It may seem surprising since the school year just started, but the 2024-25 college application season is already here! For some that means navigating applications for the first time. And even those who think they’re familiar with the process will want to pay attention since many things have changed in the last few years. To help bring everyone up to speed, we asked University of Utah enrollment experts for six tips to help make the application process easier for students no matter where they apply.

“Many elements of the college application process can seem complicated and daunting,” said Steve Robinson, the U’s senior associate vice president for enrollment management. “However, by taking time to create an action plan and starting to apply early, students can set themselves up for the best chance of success.”

1. Be mindful of deadlines

It may seem obvious, but one of the most important parts of navigating college applications is not missing deadlines. Though the overall college admissions timeline is similar across institutions, each school will have different deadlines for things like scholarship consideration and priority registration.

“It can help to make a master list of all the places you are applying so you know all of their deadlines,” advises Robinson.

Meeting the earlier application deadlines can sometimes increase a student’s chance of acceptance or be required for scholarship consideration. If students plan to live on campus, make sure this list includes deadlines related to housing applications.
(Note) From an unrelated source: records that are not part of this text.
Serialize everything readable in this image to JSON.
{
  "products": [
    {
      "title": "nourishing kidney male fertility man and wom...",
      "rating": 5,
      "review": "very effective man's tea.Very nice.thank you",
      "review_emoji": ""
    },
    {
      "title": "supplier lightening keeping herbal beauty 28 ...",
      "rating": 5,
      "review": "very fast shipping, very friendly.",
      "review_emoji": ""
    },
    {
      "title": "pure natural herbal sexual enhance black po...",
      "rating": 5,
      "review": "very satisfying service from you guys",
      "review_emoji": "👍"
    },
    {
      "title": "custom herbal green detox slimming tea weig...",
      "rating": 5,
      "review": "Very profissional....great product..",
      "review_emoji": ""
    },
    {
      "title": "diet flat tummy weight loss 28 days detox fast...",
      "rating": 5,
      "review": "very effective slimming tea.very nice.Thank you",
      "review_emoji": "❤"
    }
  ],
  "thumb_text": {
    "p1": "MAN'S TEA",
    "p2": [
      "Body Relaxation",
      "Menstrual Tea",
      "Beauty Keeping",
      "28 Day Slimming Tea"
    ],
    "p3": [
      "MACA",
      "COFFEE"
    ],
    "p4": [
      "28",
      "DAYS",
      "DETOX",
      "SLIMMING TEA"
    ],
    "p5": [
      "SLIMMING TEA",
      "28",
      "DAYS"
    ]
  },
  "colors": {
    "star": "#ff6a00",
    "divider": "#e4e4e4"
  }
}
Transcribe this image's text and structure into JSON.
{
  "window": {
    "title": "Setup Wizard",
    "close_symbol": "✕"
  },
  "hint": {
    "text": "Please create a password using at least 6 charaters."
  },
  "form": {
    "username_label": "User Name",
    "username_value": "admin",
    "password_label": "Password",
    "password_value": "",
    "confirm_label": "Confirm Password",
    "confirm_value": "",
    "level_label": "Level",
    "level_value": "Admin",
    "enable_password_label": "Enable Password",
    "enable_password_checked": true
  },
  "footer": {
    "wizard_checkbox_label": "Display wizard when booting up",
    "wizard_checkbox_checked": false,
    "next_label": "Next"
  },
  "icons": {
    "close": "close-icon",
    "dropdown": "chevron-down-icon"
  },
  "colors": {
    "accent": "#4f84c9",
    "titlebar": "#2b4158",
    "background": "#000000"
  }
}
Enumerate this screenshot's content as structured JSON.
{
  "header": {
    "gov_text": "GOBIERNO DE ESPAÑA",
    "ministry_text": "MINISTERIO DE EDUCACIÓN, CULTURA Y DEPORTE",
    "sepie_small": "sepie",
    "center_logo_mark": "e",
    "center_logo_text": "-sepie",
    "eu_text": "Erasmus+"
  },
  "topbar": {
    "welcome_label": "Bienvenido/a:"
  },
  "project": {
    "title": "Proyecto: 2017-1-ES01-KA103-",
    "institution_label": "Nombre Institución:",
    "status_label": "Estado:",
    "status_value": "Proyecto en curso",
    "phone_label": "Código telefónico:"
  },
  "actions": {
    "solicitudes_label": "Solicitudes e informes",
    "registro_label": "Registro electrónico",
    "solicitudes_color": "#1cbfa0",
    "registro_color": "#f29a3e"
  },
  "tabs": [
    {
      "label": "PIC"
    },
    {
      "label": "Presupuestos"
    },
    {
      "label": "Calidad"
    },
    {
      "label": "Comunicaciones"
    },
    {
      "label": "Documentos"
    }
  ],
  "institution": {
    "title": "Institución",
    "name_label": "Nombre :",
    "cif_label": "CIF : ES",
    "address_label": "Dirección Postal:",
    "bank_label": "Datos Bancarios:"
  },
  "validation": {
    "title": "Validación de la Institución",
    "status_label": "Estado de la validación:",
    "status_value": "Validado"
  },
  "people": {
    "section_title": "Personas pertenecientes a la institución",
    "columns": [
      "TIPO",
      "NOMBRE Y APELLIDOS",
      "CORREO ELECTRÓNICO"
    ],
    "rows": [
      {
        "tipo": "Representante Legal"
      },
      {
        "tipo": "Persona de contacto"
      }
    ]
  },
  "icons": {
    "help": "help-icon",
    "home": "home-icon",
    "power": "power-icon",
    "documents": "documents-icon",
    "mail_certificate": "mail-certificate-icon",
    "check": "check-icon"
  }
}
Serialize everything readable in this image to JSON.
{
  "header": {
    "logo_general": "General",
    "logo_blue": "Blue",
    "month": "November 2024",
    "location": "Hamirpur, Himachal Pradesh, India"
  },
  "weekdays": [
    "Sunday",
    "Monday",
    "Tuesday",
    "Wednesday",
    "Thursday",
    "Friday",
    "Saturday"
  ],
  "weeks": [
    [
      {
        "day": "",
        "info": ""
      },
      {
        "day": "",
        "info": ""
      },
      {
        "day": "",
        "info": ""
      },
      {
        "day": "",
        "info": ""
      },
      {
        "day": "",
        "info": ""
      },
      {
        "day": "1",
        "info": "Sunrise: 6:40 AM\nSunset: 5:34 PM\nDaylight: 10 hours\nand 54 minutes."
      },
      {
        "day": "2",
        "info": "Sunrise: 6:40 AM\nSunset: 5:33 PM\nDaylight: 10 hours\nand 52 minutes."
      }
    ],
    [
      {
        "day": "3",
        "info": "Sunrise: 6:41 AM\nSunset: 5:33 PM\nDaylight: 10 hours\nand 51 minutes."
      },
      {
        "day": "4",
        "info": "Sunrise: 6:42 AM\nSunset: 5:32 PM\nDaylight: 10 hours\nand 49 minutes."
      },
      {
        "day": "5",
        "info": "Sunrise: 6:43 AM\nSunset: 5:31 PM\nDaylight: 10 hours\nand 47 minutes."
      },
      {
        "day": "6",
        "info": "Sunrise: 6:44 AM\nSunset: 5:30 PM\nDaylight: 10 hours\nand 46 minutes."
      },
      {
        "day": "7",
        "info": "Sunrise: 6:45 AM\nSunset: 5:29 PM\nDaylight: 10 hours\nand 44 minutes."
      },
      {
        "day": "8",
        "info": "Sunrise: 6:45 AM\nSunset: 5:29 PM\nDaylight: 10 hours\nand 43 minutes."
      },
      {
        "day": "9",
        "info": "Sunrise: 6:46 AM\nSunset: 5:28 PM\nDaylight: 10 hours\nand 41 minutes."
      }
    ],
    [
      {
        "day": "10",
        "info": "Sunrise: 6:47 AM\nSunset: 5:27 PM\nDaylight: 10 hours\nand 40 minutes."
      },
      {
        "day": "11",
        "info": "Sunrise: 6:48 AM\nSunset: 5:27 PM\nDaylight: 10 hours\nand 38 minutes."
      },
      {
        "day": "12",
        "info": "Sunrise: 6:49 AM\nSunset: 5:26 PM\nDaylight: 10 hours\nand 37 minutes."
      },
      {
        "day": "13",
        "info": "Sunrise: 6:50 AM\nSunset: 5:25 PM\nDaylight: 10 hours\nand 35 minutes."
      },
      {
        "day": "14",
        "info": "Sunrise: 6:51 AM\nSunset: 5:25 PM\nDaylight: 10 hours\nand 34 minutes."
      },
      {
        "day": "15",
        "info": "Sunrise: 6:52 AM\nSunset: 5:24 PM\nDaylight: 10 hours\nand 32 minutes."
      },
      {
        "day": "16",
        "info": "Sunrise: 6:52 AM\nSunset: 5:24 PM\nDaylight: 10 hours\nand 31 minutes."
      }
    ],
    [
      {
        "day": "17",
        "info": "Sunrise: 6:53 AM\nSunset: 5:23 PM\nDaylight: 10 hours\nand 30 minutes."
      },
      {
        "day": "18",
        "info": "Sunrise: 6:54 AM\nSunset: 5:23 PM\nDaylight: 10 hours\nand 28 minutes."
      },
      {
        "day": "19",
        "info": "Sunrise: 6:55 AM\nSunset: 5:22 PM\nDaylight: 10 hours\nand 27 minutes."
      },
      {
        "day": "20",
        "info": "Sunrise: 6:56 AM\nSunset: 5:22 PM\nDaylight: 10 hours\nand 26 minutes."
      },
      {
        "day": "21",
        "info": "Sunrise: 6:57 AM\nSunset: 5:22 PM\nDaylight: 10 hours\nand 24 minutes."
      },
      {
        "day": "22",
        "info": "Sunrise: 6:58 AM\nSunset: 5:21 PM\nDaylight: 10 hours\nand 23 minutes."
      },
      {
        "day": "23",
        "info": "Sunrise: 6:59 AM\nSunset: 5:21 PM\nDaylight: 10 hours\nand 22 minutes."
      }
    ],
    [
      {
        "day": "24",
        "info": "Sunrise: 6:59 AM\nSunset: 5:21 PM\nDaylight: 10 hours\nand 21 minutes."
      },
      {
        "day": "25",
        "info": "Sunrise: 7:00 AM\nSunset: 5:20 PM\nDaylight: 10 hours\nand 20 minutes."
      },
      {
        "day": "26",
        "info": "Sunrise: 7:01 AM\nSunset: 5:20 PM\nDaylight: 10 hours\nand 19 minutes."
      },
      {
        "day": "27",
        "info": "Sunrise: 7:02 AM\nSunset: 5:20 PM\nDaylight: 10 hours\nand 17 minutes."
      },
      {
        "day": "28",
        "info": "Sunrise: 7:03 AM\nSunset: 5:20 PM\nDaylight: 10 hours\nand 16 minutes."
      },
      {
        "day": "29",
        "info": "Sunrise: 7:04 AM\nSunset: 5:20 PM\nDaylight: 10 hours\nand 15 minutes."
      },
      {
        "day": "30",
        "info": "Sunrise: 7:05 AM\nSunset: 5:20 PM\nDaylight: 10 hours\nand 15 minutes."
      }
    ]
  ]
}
2. Watch your email closely

The primary way colleges and universities communicate with applicants and prospective students is through email. Once students begin the college application process, it’s crucial they monitor the email they use to apply. It’s important to note, these emails are often sent only to the student and not to parents. Make sure to not only check the main inbox regularly but to check the spam folder as well. Creating a new email address for the admissions process can also make it easier to ensure nothing gets missed.

“I know this sounds self-evident, but you’d be surprised at the open rate on some of our emails,” Robinson said. “Even with our scholarship offers, the open rate on those emails is not as high as you might think it would be.”

3. Know whether a standardized test is required

In the past few years, it’s become more common for colleges and universities to be “test optional.” This means that students do not need to submit ACT or SAT scores as part of their application.

While most schools in Utah do not require these scores for admission, they are sometimes part of the scholarship award process. At other schools, like the U, students can submit their scores if they would like that information considered as part of the holistic review of their application.

4. Understand the Common Application and the holistic review process

The Common Application is used by more than 1,000 colleges and universities across the globe–including the University of Utah and Westminster University–and streamlines much of the application process for students. When applying for school through the Common Application, students will be able to fill out general information about themselves once, and then answer questions specific to the institutions they are applying for.

As institutions move away from standardized tests, many are adopting a holistic review process that considers more than GPA and test scores. At the U, this process includes looking at the rigor of a student’s classes and their grade trends, in addition to considering their involvement in clubs, their family circumstances, the extracurricular activities they are involved with, etc.

According to John Marfield, the executive director of admissions at the U, applications are not a transactional form, but rather a way for the admissions offices to get to know a student on a deeper level.

“Looking at a GPA or a test score on its own does not tell us how a student will engage with the campus, and we want to assure our applicants that they are more than just a number to us,” Marfield said. “Our staff is looking to see how important life events, dedicated involvement in their school community, or responsibilities at home have impacted their ambitions, interests, college aspirations and academic choices.”

5. Use essay questions to round out your education story

While not all colleges and university applications require essays, students may be given a chance to tell an admissions committee more about themselves beyond the standard questions asked in the application.

Whether this opportunity comes in the form of an optional response or a mandatory essay, students can use this as a chance to share something about themselves that the school wouldn’t know from reviewing the other information they have submitted. At the U, an essay is not required for the general application. However, specific programs such as honors, may require one.

For some students, there may be an extenuating circumstance (such as a personal illness or a death in the family) that they want to include. In other circumstances, students may choose to write about a passion or a pivotal experience that has shaped who they are.

6. For 2024 high school graduates, be aware of changes to FAFSA

The Federal Application for Student Aid, or FAFSA, is not required to apply for college, however, filling it out is often a requirement for scholarship applications. Although it is usually available in October, due to changes made by the Federal Government, the form is expected to be available in December this year. However, this is subject to change.

Because of the delays with this form, it’s possible some scholarship application deadlines and award notices may be affected. Students should watch for information from the schools they are applying to and reach out to their admissions or financial aid offices if they have any questions.

“The Utah System of Higher Education is going to have webinars and FAFSA nights to help people understand how to apply in this new cycle,” said Anthony Jones. “I would say the number one thing would be making sure the student as well as their parents or guardian who may contribute to their financial support have their Federal Student Aid ID established prior to Dec. 1″